It all began a long, long time ago— it seems long enough as fans have been hearing about Jussie Smollett’s hate crime case since 2019.
Recall that the “Empire” star phoned the police to report a hate crime against him in Chicago. He explained he was attacked by two masked men.
These perpetrators beat him and hurled racial slurs and anti-gay comments at him. Shockingly upon investigating the crime, it was a hoax.
Jussie Smollett’s hate crime was labeled a planned job between the actor and the contractors. They testified against him, claiming he told them what to do.
Eventually, he was sentenced to 150 days in jail and ordered to pay $120,000 in restitution to the city. But following the sentence, he launched an appeal.
His legal team contended the judgment saying it was heavy for the conviction — Smollet was released from jail on March 16, 2022.
A recent development concerning the case showed that Jussie Smollett filed an appeal against what the court believed was a fake hate crime.
Jussie Smollett files appeal argument in hate crime hoax convictionhttps://t.co/IByEBXPrwq
— James (@NAVDOC1978) March 2, 2023
Legal Actions Against Jussie Smollett’s Hate Crime Conviction

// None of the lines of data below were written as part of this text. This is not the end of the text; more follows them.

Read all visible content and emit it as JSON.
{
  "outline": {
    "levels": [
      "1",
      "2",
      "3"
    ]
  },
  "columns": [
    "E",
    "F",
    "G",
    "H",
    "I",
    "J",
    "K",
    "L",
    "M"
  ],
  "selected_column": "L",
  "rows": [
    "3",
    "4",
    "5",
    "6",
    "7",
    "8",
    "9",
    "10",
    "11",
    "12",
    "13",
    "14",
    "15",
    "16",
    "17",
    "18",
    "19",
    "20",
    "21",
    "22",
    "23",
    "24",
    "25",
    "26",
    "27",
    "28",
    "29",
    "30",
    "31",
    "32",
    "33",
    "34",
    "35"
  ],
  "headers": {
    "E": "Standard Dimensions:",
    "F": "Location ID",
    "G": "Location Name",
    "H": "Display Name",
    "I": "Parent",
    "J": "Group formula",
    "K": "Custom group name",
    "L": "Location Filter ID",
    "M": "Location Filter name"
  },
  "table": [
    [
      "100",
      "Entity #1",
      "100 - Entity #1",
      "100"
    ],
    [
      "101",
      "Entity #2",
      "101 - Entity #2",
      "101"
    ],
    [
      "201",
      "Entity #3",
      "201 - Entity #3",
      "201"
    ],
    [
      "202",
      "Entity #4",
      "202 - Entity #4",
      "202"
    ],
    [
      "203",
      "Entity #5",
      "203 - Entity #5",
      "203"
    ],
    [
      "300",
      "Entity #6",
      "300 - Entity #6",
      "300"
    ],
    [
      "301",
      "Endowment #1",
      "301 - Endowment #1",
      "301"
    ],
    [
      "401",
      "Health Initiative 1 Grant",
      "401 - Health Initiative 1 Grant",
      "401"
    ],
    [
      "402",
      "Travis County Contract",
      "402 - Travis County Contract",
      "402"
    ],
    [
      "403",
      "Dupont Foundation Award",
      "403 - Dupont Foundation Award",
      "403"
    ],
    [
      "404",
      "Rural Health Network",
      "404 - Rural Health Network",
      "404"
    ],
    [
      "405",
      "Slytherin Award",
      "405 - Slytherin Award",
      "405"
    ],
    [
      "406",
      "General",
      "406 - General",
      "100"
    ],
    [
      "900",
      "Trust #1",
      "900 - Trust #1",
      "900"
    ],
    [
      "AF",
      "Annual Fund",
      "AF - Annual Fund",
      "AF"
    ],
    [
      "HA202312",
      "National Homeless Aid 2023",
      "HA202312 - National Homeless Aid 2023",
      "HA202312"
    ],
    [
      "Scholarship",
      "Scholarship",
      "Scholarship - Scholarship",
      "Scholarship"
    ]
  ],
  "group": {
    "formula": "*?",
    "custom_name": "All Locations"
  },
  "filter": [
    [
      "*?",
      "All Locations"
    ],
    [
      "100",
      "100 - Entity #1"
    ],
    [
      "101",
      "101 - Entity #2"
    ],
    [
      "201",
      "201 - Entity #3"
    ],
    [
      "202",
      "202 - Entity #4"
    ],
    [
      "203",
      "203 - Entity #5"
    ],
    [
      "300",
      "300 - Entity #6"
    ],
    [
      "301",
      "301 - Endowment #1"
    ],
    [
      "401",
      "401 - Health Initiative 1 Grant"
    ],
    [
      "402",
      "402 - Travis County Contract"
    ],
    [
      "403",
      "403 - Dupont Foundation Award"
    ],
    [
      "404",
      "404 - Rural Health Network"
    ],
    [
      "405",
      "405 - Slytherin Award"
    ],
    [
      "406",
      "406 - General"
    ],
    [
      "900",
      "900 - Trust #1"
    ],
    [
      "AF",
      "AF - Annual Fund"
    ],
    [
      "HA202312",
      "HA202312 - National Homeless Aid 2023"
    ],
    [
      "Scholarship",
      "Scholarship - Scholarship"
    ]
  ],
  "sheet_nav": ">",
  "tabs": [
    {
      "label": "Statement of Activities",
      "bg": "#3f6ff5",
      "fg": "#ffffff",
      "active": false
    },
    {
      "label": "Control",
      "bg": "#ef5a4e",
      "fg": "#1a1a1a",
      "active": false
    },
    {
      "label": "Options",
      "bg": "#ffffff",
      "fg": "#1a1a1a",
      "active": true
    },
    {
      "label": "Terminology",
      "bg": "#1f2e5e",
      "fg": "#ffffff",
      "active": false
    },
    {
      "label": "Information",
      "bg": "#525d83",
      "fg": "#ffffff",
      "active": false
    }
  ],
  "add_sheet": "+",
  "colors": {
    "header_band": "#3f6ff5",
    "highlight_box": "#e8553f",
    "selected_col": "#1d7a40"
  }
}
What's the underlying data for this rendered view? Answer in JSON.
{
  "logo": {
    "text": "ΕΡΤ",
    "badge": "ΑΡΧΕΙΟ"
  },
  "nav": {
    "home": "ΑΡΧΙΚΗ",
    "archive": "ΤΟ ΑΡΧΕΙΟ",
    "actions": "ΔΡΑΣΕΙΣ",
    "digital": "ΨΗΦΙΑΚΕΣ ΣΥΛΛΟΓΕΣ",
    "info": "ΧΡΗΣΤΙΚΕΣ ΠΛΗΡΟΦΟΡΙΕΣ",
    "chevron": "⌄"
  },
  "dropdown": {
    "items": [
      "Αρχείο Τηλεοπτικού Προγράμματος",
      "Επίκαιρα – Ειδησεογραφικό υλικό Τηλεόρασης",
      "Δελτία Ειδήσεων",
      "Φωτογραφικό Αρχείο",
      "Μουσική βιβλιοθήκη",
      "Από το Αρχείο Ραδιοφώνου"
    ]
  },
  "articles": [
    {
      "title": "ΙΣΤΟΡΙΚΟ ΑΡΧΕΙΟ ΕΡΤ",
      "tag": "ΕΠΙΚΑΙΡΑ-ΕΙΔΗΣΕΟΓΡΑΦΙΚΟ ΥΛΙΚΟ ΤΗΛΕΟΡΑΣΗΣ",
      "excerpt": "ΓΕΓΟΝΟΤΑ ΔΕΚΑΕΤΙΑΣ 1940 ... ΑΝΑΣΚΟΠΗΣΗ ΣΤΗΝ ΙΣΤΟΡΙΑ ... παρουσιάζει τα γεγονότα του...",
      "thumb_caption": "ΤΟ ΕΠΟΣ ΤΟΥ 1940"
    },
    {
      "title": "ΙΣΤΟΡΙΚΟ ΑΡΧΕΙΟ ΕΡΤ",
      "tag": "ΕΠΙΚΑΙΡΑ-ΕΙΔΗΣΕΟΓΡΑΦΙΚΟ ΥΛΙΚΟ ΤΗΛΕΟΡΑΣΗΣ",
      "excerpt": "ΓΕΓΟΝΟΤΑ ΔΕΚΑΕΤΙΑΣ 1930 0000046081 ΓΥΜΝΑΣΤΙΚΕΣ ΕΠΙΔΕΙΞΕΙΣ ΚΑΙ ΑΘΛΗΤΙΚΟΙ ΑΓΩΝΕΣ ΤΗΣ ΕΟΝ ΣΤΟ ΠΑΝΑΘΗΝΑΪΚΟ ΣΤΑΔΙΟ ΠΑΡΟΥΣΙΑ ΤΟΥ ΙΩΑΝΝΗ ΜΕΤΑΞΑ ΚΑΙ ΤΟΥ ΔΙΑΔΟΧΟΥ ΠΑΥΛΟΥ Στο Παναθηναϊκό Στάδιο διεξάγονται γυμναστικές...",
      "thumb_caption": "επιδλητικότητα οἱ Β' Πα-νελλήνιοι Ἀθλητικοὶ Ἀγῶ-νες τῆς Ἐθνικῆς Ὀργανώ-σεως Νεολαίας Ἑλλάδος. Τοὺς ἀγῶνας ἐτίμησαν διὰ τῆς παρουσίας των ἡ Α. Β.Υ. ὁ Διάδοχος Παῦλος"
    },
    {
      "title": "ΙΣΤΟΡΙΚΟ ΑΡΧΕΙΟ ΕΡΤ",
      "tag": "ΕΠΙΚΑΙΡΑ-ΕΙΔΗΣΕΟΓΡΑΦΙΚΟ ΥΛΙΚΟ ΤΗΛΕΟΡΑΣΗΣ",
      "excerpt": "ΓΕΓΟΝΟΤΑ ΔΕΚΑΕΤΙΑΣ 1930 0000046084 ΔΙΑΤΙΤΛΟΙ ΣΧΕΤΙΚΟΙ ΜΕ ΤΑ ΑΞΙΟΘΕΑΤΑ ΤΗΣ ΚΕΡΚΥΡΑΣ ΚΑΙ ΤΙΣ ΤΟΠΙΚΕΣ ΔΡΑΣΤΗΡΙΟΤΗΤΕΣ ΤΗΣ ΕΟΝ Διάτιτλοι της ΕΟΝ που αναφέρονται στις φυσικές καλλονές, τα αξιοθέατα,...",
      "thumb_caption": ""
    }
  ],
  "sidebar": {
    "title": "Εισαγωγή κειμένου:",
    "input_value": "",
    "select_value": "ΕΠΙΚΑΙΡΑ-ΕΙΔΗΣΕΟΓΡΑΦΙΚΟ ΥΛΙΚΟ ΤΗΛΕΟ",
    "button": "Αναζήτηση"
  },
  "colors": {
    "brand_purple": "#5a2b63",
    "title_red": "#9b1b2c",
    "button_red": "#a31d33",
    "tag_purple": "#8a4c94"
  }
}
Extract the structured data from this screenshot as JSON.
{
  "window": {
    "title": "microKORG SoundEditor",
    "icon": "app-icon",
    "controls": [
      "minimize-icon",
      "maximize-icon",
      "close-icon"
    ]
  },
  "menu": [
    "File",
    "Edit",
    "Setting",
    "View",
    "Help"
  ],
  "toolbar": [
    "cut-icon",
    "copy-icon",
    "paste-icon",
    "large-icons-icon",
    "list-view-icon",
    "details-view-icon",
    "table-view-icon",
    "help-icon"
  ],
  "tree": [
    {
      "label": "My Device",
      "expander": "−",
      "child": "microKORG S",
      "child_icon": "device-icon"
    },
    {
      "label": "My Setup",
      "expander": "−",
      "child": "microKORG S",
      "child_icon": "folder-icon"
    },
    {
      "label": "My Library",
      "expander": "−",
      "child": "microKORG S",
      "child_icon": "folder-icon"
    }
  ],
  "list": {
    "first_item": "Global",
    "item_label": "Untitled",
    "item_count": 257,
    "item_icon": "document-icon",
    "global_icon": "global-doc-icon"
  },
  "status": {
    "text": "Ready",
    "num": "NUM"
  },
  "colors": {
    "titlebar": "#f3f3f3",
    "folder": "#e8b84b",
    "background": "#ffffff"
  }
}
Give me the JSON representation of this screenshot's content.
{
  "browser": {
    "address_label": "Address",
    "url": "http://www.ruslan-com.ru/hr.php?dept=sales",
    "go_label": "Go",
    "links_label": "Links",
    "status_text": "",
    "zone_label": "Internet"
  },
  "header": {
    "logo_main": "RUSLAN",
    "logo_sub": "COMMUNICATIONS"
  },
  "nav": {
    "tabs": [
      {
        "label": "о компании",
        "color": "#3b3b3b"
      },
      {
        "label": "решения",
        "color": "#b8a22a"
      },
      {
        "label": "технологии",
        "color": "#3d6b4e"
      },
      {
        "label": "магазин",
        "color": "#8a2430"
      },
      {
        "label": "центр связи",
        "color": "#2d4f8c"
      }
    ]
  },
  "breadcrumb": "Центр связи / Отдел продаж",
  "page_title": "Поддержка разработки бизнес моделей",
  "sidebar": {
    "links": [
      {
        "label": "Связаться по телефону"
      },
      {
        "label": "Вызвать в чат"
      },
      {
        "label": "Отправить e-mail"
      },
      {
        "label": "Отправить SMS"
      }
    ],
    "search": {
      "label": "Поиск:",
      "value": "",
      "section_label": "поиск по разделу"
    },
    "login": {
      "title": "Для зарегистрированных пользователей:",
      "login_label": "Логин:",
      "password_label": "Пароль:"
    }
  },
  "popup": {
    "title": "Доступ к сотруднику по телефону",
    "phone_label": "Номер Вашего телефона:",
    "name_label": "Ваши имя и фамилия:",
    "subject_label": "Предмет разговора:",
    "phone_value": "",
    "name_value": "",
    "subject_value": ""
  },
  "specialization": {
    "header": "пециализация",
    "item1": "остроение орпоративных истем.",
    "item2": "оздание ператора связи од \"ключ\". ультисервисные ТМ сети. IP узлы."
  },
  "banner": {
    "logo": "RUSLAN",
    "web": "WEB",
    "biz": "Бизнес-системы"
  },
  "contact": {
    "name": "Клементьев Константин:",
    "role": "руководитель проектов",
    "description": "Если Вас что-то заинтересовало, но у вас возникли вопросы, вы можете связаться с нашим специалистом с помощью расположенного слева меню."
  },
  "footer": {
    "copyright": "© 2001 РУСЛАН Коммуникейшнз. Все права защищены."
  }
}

Sources prove that Jussie Smollett filed an appeal questioning the actor’s hate crime conviction last year. They claimed he was not granted due process rights.
The documents slammed the justice system for denying the defense the right to substitute a judge who they believed was biased.
It also faulted the court for allowing “uninvited commentary that was dismissive of lines of defense questioning that had sought to establish homophobia.”
More claims were that the court defended a detective’s decision during a cross-examination session without proof.
According to the filing, the jury witnessed the court’s partiality. It attempted to hurry the defense’s cross-examination with various comments.
Smollett’s team believed it was not a fair hearing as these comments influenced the jury, allowing them to be biased in judgment.
They cited the Fourteenth Amendment Rights to Due Process and Equal Protection. They claimed the court did not plant Smollett’s peers on the jury.